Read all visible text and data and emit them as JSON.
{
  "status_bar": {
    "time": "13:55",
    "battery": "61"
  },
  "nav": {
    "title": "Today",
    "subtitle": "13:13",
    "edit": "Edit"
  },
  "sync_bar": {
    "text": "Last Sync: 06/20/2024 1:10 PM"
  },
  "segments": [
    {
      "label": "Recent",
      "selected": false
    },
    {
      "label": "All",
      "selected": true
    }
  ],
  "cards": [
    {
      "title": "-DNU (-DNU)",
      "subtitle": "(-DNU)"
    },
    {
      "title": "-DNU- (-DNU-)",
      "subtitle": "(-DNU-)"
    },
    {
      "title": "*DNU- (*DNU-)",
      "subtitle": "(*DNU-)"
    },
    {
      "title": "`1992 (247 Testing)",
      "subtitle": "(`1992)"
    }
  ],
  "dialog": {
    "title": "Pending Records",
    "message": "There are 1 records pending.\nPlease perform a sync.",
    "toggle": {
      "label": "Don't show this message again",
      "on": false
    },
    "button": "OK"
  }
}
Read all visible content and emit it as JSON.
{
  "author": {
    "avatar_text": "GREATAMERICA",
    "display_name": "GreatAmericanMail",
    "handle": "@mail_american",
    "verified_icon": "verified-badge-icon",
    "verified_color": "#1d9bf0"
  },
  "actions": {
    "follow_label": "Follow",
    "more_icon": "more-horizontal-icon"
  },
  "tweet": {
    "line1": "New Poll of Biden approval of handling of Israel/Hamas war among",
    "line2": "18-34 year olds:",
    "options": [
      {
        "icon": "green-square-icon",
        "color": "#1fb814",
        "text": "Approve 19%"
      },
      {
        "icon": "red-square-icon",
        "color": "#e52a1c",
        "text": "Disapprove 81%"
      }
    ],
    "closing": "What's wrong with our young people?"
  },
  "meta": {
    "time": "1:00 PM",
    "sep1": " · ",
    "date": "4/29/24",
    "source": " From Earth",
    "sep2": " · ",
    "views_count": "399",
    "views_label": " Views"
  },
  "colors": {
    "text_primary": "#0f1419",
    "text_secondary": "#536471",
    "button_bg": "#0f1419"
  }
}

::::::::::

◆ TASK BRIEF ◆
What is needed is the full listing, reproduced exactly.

◆ TASK RESULT ◆
Read all visible text and data and emit them as JSON.
{
  "status_bar": {
    "time": "13:55",
    "battery": "61"
  },
  "nav": {
    "title": "Today",
    "subtitle": "13:13",
    "edit": "Edit"
  },
  "sync_bar": {
    "text": "Last Sync: 06/20/2024 1:10 PM"
  },
  "segments": [
    {
      "label": "Recent",
      "selected": false
    },
    {
      "label": "All",
      "selected": true
    }
  ],
  "cards": [
    {
      "title": "-DNU (-DNU)",
      "subtitle": "(-DNU)"
    },
    {
      "title": "-DNU- (-DNU-)",
      "subtitle": "(-DNU-)"
    },
    {
      "title": "*DNU- (*DNU-)",
      "subtitle": "(*DNU-)"
    },
    {
      "title": "`1992 (247 Testing)",
      "subtitle": "(`1992)"
    }
  ],
  "dialog": {
    "title": "Pending Records",
    "message": "There are 1 records pending.\nPlease perform a sync.",
    "toggle": {
      "label": "Don't show this message again",
      "on": false
    },
    "button": "OK"
  }
}
Read all visible content and emit it as JSON.
{
  "author": {
    "avatar_text": "GREATAMERICA",
    "display_name": "GreatAmericanMail",
    "handle": "@mail_american",
    "verified_icon": "verified-badge-icon",
    "verified_color": "#1d9bf0"
  },
  "actions": {
    "follow_label": "Follow",
    "more_icon": "more-horizontal-icon"
  },
  "tweet": {
    "line1": "New Poll of Biden approval of handling of Israel/Hamas war among",
    "line2": "18-34 year olds:",
    "options": [
      {
        "icon": "green-square-icon",
        "color": "#1fb814",
        "text": "Approve 19%"
      },
      {
        "icon": "red-square-icon",
        "color": "#e52a1c",
        "text": "Disapprove 81%"
      }
    ],
    "closing": "What's wrong with our young people?"
  },
  "meta": {
    "time": "1:00 PM",
    "sep1": " · ",
    "date": "4/29/24",
    "source": " From Earth",
    "sep2": " · ",
    "views_count": "399",
    "views_label": " Views"
  },
  "colors": {
    "text_primary": "#0f1419",
    "text_secondary": "#536471",
    "button_bg": "#0f1419"
  }
}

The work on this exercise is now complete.